- The coastal vegetation also consists of thorny scrubs, acacia, baobab, and other kinds of thorn trees.
- Those areas which receive greater rainfall are likely to have sprouts of giant bamboo.
- Flowering trees are found in the south central highlands near Nairobi. Jacaranda is one such tall flower-tree which grows in springtime.

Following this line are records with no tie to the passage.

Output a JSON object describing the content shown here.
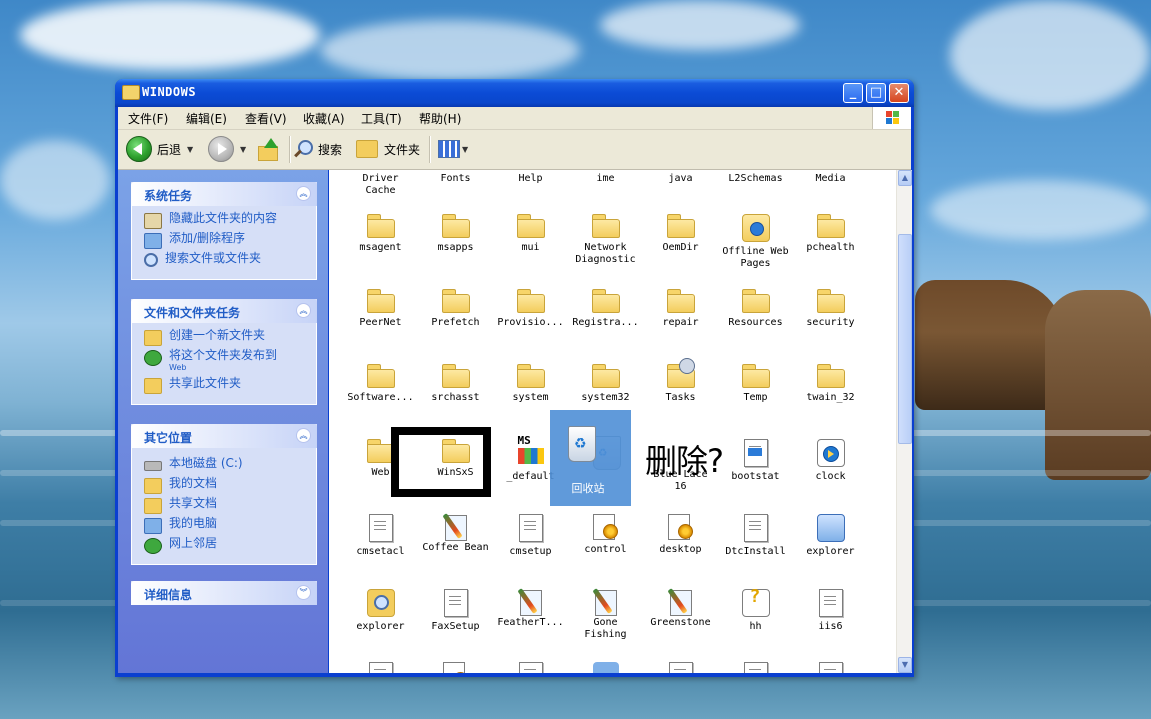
{
  "window": {
    "title": "WINDOWS",
    "minimize": "_",
    "maximize": "□",
    "close": "✕"
  },
  "menu": {
    "items": [
      "文件(F)",
      "编辑(E)",
      "查看(V)",
      "收藏(A)",
      "工具(T)",
      "帮助(H)"
    ]
  },
  "toolbar": {
    "back_label": "后退",
    "search_label": "搜索",
    "folders_label": "文件夹"
  },
  "tasks": {
    "system": {
      "title": "系统任务",
      "items": [
        "隐藏此文件夹的内容",
        "添加/删除程序",
        "搜索文件或文件夹"
      ]
    },
    "file_folder": {
      "title": "文件和文件夹任务",
      "items": [
        "创建一个新文件夹",
        "将这个文件夹发布到",
        "Web",
        "共享此文件夹"
      ]
    },
    "other_places": {
      "title": "其它位置",
      "items": [
        "本地磁盘 (C:)",
        "我的文档",
        "共享文档",
        "我的电脑",
        "网上邻居"
      ]
    },
    "details": {
      "title": "详细信息"
    }
  },
  "files": {
    "row0": [
      "Driver\nCache",
      "Fonts",
      "Help",
      "ime",
      "java",
      "L2Schemas",
      "Media"
    ],
    "row1": [
      "msagent",
      "msapps",
      "mui",
      "Network\nDiagnostic",
      "OemDir",
      "Offline Web\nPages",
      "pchealth"
    ],
    "row2": [
      "PeerNet",
      "Prefetch",
      "Provisio...",
      "Registra...",
      "repair",
      "Resources",
      "security"
    ],
    "row3": [
      "Software...",
      "srchasst",
      "system",
      "system32",
      "Tasks",
      "Temp",
      "twain_32"
    ],
    "row4": [
      "Web",
      "WinSxS",
      "_default",
      "回收站",
      "Blue Lace\n16",
      "bootstat",
      "clock"
    ],
    "row5": [
      "cmsetacl",
      "Coffee Bean",
      "cmsetup",
      "control",
      "desktop",
      "DtcInstall",
      "explorer"
    ],
    "row6": [
      "explorer",
      "FaxSetup",
      "FeatherT...",
      "Gone\nFishing",
      "Greenstone",
      "hh",
      "iis6"
    ]
  },
  "overlay": {
    "delete_text": "删除?"
  },
  "colors": {
    "title_blue": "#0a47cc",
    "task_link": "#215dc6",
    "folder_yellow": "#f3cd5d",
    "selection": "#4f8fd6"
  }
}
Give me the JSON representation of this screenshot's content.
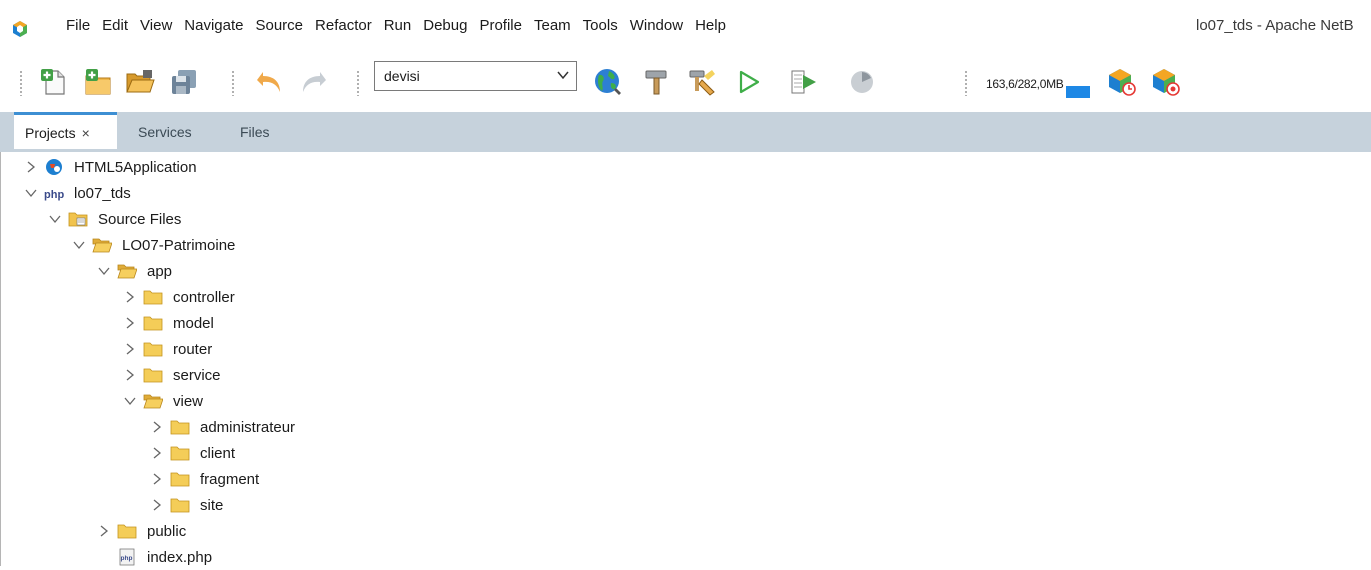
{
  "menu": [
    "File",
    "Edit",
    "View",
    "Navigate",
    "Source",
    "Refactor",
    "Run",
    "Debug",
    "Profile",
    "Team",
    "Tools",
    "Window",
    "Help"
  ],
  "window_title": "lo07_tds - Apache NetB",
  "toolbar": {
    "config_value": "devisi",
    "memory_text": "163,6/282,0MB"
  },
  "tabs": [
    {
      "label": "Projects",
      "close": "×"
    },
    {
      "label": "Services"
    },
    {
      "label": "Files"
    }
  ],
  "tree": [
    {
      "label": "HTML5Application",
      "icon": "html5-project-icon",
      "expanded": false
    },
    {
      "label": "lo07_tds",
      "icon": "php-project-icon",
      "expanded": true
    },
    {
      "label": "Source Files",
      "icon": "source-folder-icon",
      "expanded": true
    },
    {
      "label": "LO07-Patrimoine",
      "icon": "folder-open-icon",
      "expanded": true
    },
    {
      "label": "app",
      "icon": "folder-open-icon",
      "expanded": true
    },
    {
      "label": "controller",
      "icon": "folder-icon",
      "expanded": false
    },
    {
      "label": "model",
      "icon": "folder-icon",
      "expanded": false
    },
    {
      "label": "router",
      "icon": "folder-icon",
      "expanded": false
    },
    {
      "label": "service",
      "icon": "folder-icon",
      "expanded": false
    },
    {
      "label": "view",
      "icon": "folder-open-icon",
      "expanded": true
    },
    {
      "label": "administrateur",
      "icon": "folder-icon",
      "expanded": false
    },
    {
      "label": "client",
      "icon": "folder-icon",
      "expanded": false
    },
    {
      "label": "fragment",
      "icon": "folder-icon",
      "expanded": false
    },
    {
      "label": "site",
      "icon": "folder-icon",
      "expanded": false
    },
    {
      "label": "public",
      "icon": "folder-icon",
      "expanded": false
    },
    {
      "label": "index.php",
      "icon": "php-file-icon",
      "expanded": null
    }
  ]
}
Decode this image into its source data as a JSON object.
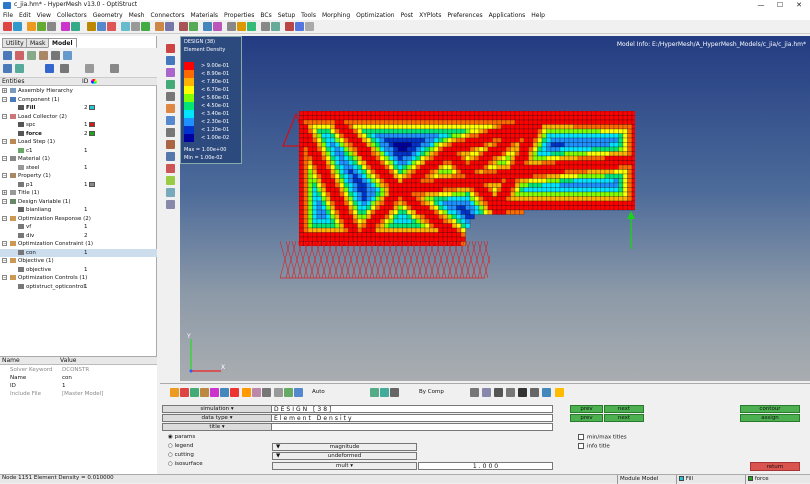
{
  "window": {
    "title": "c_jia.hm* - HyperMesh v13.0 - OptiStruct",
    "minimize": "—",
    "maximize": "☐",
    "close": "✕"
  },
  "menu": [
    "File",
    "Edit",
    "View",
    "Collectors",
    "Geometry",
    "Mesh",
    "Connectors",
    "Materials",
    "Properties",
    "BCs",
    "Setup",
    "Tools",
    "Morphing",
    "Optimization",
    "Post",
    "XYPlots",
    "Preferences",
    "Applications",
    "Help"
  ],
  "panel_tabs": [
    "Utility",
    "Mask",
    "Model"
  ],
  "tree_header": {
    "entities": "Entities",
    "id": "ID"
  },
  "tree": [
    {
      "label": "Assembly Hierarchy",
      "id": "",
      "level": 0,
      "exp": "+",
      "icon": "#7a9ac0"
    },
    {
      "label": "Component (1)",
      "id": "",
      "level": 0,
      "exp": "−",
      "icon": "#4a7ab8"
    },
    {
      "label": "Fill",
      "id": "2",
      "level": 2,
      "exp": "",
      "icon": "#555",
      "bold": true,
      "color": "#21c8d8"
    },
    {
      "label": "Load Collector (2)",
      "id": "",
      "level": 0,
      "exp": "−",
      "icon": "#c77"
    },
    {
      "label": "spc",
      "id": "1",
      "level": 2,
      "exp": "",
      "icon": "#555",
      "color": "#d41a1a"
    },
    {
      "label": "force",
      "id": "2",
      "level": 2,
      "exp": "",
      "icon": "#555",
      "bold": true,
      "color": "#18a818"
    },
    {
      "label": "Load Step (1)",
      "id": "",
      "level": 0,
      "exp": "−",
      "icon": "#b85"
    },
    {
      "label": "c1",
      "id": "1",
      "level": 2,
      "exp": "",
      "icon": "#6a6"
    },
    {
      "label": "Material (1)",
      "id": "",
      "level": 0,
      "exp": "−",
      "icon": "#888"
    },
    {
      "label": "steel",
      "id": "1",
      "level": 2,
      "exp": "",
      "icon": "#999"
    },
    {
      "label": "Property (1)",
      "id": "",
      "level": 0,
      "exp": "−",
      "icon": "#a86"
    },
    {
      "label": "p1",
      "id": "1",
      "level": 2,
      "exp": "",
      "icon": "#777",
      "color": "#8a8a8a"
    },
    {
      "label": "Title (1)",
      "id": "",
      "level": 0,
      "exp": "+",
      "icon": "#999"
    },
    {
      "label": "Design Variable (1)",
      "id": "",
      "level": 0,
      "exp": "−",
      "icon": "#686"
    },
    {
      "label": "bianliang",
      "id": "1",
      "level": 2,
      "exp": "",
      "icon": "#666"
    },
    {
      "label": "Optimization Response (2)",
      "id": "",
      "level": 0,
      "exp": "−",
      "icon": "#c95"
    },
    {
      "label": "vf",
      "id": "1",
      "level": 2,
      "exp": "",
      "icon": "#777"
    },
    {
      "label": "div",
      "id": "2",
      "level": 2,
      "exp": "",
      "icon": "#777"
    },
    {
      "label": "Optimization Constraint (1)",
      "id": "",
      "level": 0,
      "exp": "−",
      "icon": "#c95"
    },
    {
      "label": "con",
      "id": "1",
      "level": 2,
      "exp": "",
      "icon": "#777",
      "selected": true
    },
    {
      "label": "Objective (1)",
      "id": "",
      "level": 0,
      "exp": "−",
      "icon": "#c95"
    },
    {
      "label": "objective",
      "id": "1",
      "level": 2,
      "exp": "",
      "icon": "#777"
    },
    {
      "label": "Optimization Controls (1)",
      "id": "",
      "level": 0,
      "exp": "−",
      "icon": "#c95"
    },
    {
      "label": "optistruct_opticontrol",
      "id": "1",
      "level": 2,
      "exp": "",
      "icon": "#777"
    }
  ],
  "props_header": {
    "name": "Name",
    "value": "Value"
  },
  "props": [
    {
      "k": "Solver Keyword",
      "v": "DCONSTR",
      "dim": true
    },
    {
      "k": "Name",
      "v": "con"
    },
    {
      "k": "ID",
      "v": "1"
    },
    {
      "k": "Include File",
      "v": "[Master Model]",
      "dim": true
    }
  ],
  "viewport": {
    "model_info": "Model Info: E:/HyperMesh/A_HyperMesh_Models/c_jia/c_jia.hm*",
    "legend_title1": "DESIGN (38)",
    "legend_title2": "Element Density",
    "legend_entries": [
      "> 9.00e-01",
      "< 8.90e-01",
      "< 7.80e-01",
      "< 6.70e-01",
      "< 5.60e-01",
      "< 4.50e-01",
      "< 3.40e-01",
      "< 2.30e-01",
      "< 1.20e-01",
      "< 1.00e-02"
    ],
    "legend_colors": [
      "#ff0000",
      "#ff6a00",
      "#ffb300",
      "#ffff00",
      "#7fff00",
      "#00e676",
      "#00e5ff",
      "#1e90ff",
      "#0033cc",
      "#0000a0"
    ],
    "legend_max": "Max = 1.00e+00",
    "legend_min": "Min = 1.00e-02",
    "axis_y": "Y",
    "axis_x": "X"
  },
  "bottom": {
    "auto_label": "Auto",
    "bycomp_label": "By Comp",
    "simulation_label": "simulation",
    "datatype_label": "data type",
    "title_label": "title",
    "simulation_value": "DESIGN [38]",
    "datatype_value": "Element Density",
    "prev": "prev",
    "next": "next",
    "contour": "contour",
    "assign": "assign",
    "params": "params",
    "legend": "legend",
    "cutting": "cutting",
    "isosurface": "isosurface",
    "magnitude": "magnitude",
    "undeformed": "undeformed",
    "mult": "mult",
    "scale_value": "1.000",
    "minmax_titles": "min/max titles",
    "info_title": "info title",
    "return": "return"
  },
  "status": {
    "left": "Node 1151 Element Density = 0.010000",
    "module": "Module Model",
    "comp": "Fill",
    "loadcol": "force"
  }
}
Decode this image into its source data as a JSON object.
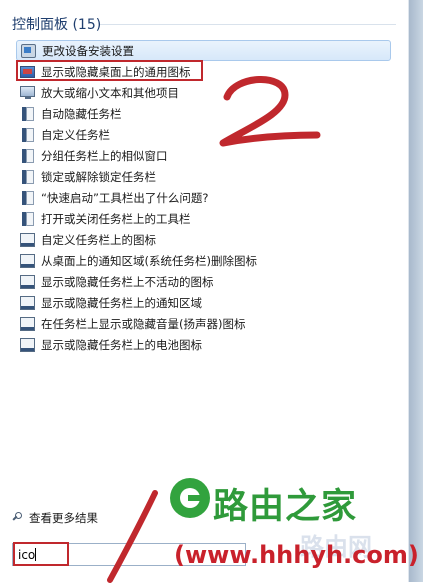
{
  "header": {
    "title": "控制面板 (15)"
  },
  "results": [
    {
      "label": "更改设备安装设置",
      "icon": "devices-icon",
      "selected": true,
      "highlighted": false
    },
    {
      "label": "显示或隐藏桌面上的通用图标",
      "icon": "display-icon",
      "selected": false,
      "highlighted": true
    },
    {
      "label": "放大或缩小文本和其他项目",
      "icon": "monitor-icon",
      "selected": false,
      "highlighted": false
    },
    {
      "label": "自动隐藏任务栏",
      "icon": "taskbar-v-icon",
      "selected": false,
      "highlighted": false
    },
    {
      "label": "自定义任务栏",
      "icon": "taskbar-v-icon",
      "selected": false,
      "highlighted": false
    },
    {
      "label": "分组任务栏上的相似窗口",
      "icon": "taskbar-v-icon",
      "selected": false,
      "highlighted": false
    },
    {
      "label": "锁定或解除锁定任务栏",
      "icon": "taskbar-v-icon",
      "selected": false,
      "highlighted": false
    },
    {
      "label": "“快速启动”工具栏出了什么问题?",
      "icon": "taskbar-v-icon",
      "selected": false,
      "highlighted": false
    },
    {
      "label": "打开或关闭任务栏上的工具栏",
      "icon": "taskbar-v-icon",
      "selected": false,
      "highlighted": false
    },
    {
      "label": "自定义任务栏上的图标",
      "icon": "taskbar-icon",
      "selected": false,
      "highlighted": false
    },
    {
      "label": "从桌面上的通知区域(系统任务栏)删除图标",
      "icon": "taskbar-icon",
      "selected": false,
      "highlighted": false
    },
    {
      "label": "显示或隐藏任务栏上不活动的图标",
      "icon": "taskbar-icon",
      "selected": false,
      "highlighted": false
    },
    {
      "label": "显示或隐藏任务栏上的通知区域",
      "icon": "taskbar-icon",
      "selected": false,
      "highlighted": false
    },
    {
      "label": "在任务栏上显示或隐藏音量(扬声器)图标",
      "icon": "taskbar-icon",
      "selected": false,
      "highlighted": false
    },
    {
      "label": "显示或隐藏任务栏上的电池图标",
      "icon": "taskbar-icon",
      "selected": false,
      "highlighted": false
    }
  ],
  "footer": {
    "see_more": "查看更多结果"
  },
  "search": {
    "value": "ico"
  },
  "annotations": {
    "step_two": "2",
    "step_one": "1"
  },
  "watermark": {
    "name": "路由之家",
    "url": "(www.hhhyh.com)",
    "faint": "路由网"
  },
  "colors": {
    "highlight": "#c0282d",
    "watermark_green": "#2f9a3a",
    "watermark_red": "#c9212b"
  }
}
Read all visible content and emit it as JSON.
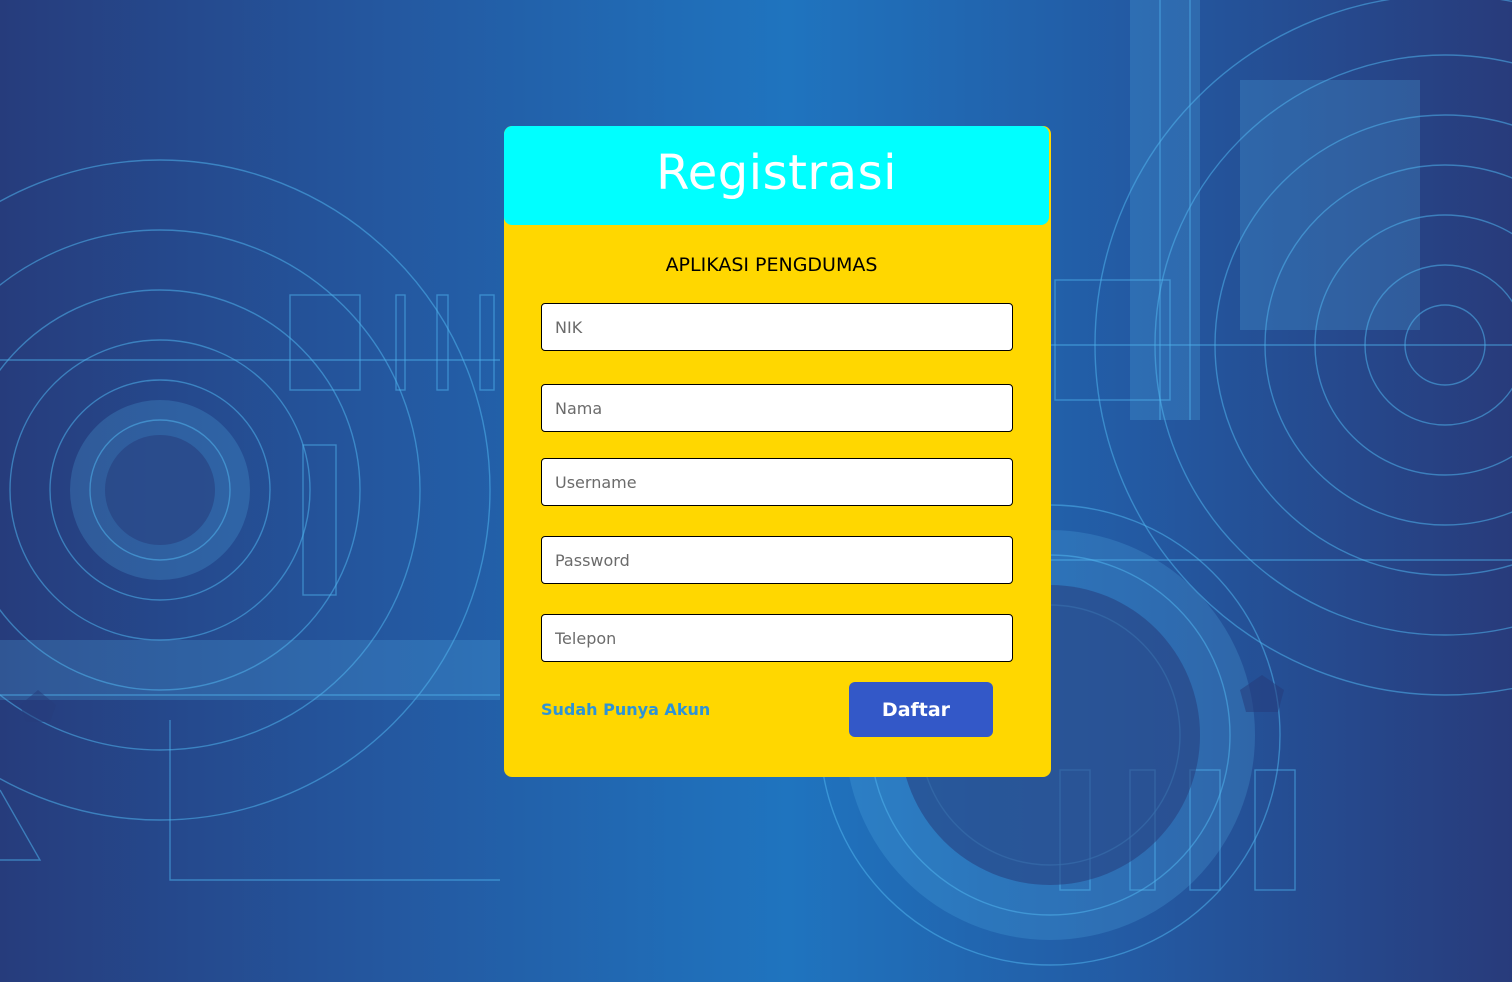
{
  "header": {
    "title": "Registrasi"
  },
  "form": {
    "subtitle": "APLIKASI PENGDUMAS",
    "fields": [
      {
        "name": "nik",
        "placeholder": "NIK",
        "value": ""
      },
      {
        "name": "nama",
        "placeholder": "Nama",
        "value": ""
      },
      {
        "name": "username",
        "placeholder": "Username",
        "value": ""
      },
      {
        "name": "password",
        "placeholder": "Password",
        "value": ""
      },
      {
        "name": "telepon",
        "placeholder": "Telepon",
        "value": ""
      }
    ],
    "login_link": "Sudah Punya Akun",
    "submit_label": "Daftar"
  },
  "colors": {
    "header": "#00ffff",
    "card": "#ffd700",
    "button": "#3358c8",
    "link": "#2e93d6"
  }
}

Similarly, Bougainvillae in this part of Kenya can be as big as 16 feet (5 m).
- Giant lobelias and groundsels are fairly common in the west at higher altitudes.
- Dense forests of deciduous and pine trees are found at an altitude of 6,000 feet (1,829 m).
- Kenya is rich in varied wildlife and authorities have established several game parks to make sure animals enjoy their natural habitats.
- Kenya is the habitat of many large mammals such as giraffes, elephants, rhinoceroses, and buffaloes—these animals roam around in large numbers. Apart from large mammals many other antelopes like zebras, impalas, hartebeests, wildebeests, and gazelles also live in Kenya.
- As far as beasts of prey are concerned lions, leopards, hyenas, wild dogs, cheetahs, and jackals form the rest of animal kingdom in Kenya.
- In the highland plains and forestlands, small animals like tree hyraxes and monkeys are found.
- Humans have long hunted elephants and rhinoceroses for ivory horns and tusks.
- The country is also a place for many birds including ostriches, kites, eagles, and vultures. Pelicans, ibis, cranes, flamingos, and egrets swim in the coastal waters and lakeshores. The southern Kenya is covered two-thirds by different colored parakeets songbirds and parrots.
- Kenya is also home to many large and poisonous reptiles. Crocodiles are fairly common in this part of the world.
- The largest member of the stork family, Marabou is also found in Kenya.
Did You Know…? Kenya Facts For Kids
- The population of Kenya was 8.6 million at independence which is less than one-quarter of its population of today.
- Jomo Kenyatta was the founding father and the first president of Kenya.
- Kenya heavily relies on tourism industry for revenue generation.
- Most of the Kenya’s population is young as 73% of Kenyans aged below 30 years.
- In 1858, John Hanning Speke discovered Lake Victoria as he was searching the source of River Nile. Speke named the lake after Queen Victoria. Previously the lake was called Ukerewe.